Promotion:  Refers to communication from the brand to the market in an effort to influence demand.   

Back at the turn of the century (14 years ago) if someone had a question about a certain product they simply went to the brand’s website and got the information they needed. That was online promotion. But our online habits and buying process has changed, in large part reshaped by the internet itself. As the internet matured, more trustworthy information about brands and products became increasingly available on social sites and review sites. And in this burgeoning peer-to-peer exchange someone was being left out of the conversation – the branded website. 

Content marketers understand that Google, YouTube and Wikipedia have replaced the brand site as first stop in the hunt for product information. In fact the traditional brand website is often the last place people go and often after they have made their purchase decision. So, yes there still needs to be information on your product and company. But that is no longer the main attraction. At least not if you would like to have your say earlier the purchase decision process. Content marketers understand this. That’s why they don’t constrain relevant facilitation to their blogs or social assets. They make it the centerpiece of their brand website from the landing page to the about us section. The impression it creates first and foremost is “We understand your problem and we are here to help”. 

The Pampers web site actually lives the advice that many content marketers proclaim “Help before you sell.” The site is primarily focused on facilitating new parents and their babies as opposed to hawking diapers.

It’s important to remember that the verb “promote” is not synonymous with “sell”. Promote means to help exist, flourish or advance. For brands to flourish online today they need to facilitate. If you focus only on sales-related promotion and neglect the content component of your brand’s offer then it is possible that you will sell today but it will likely cost your brand in terms of having to discount to move product, having to develop a costly Adwords addiction to drive traffic and having to invest in ever-elaborate/expensive stunts to drive engagement.  It may seem counter-intuitive, but you may save your brand a fortune in both short-term earnings and long-term brand equity by investing adequately in content marketing and online networking to complement traditional sales messaging.

Great content is a by-product of a brand’s broader commitment to facilitating its audience. Until an organization sees both the value and necessity of embracing this idea, it runs the risk of alienating prospects. Specifically, companies wishing to tap into the power of content marketing should look beyond their blogs and be sure to realign their Product, Price, Place and Promotion (Kotler’s 4 Ps) to the new demands of an information economy. 
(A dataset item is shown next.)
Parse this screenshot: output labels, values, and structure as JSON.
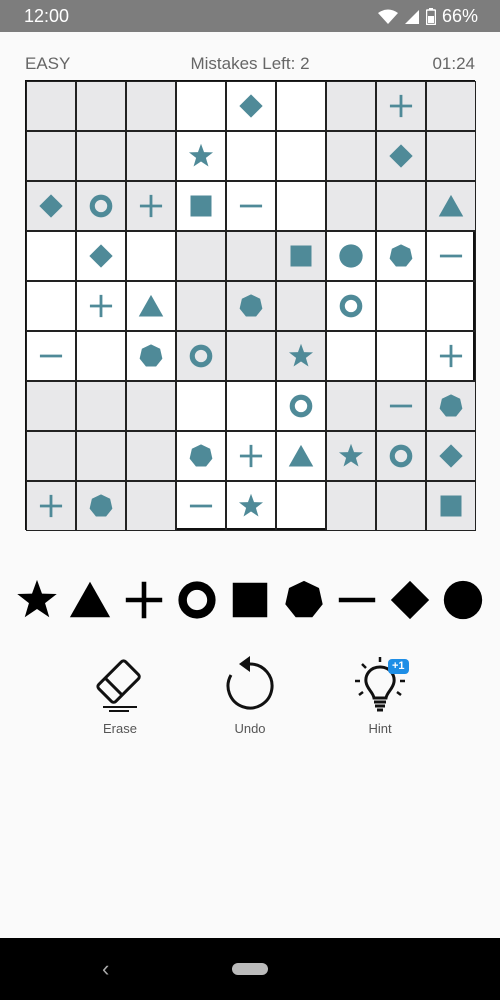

Sean Duffy | @brandranter
Speaker, consultant & founder of Duffy Agency, the flipped digital agency that provides accelerated growth to aspiring international brands.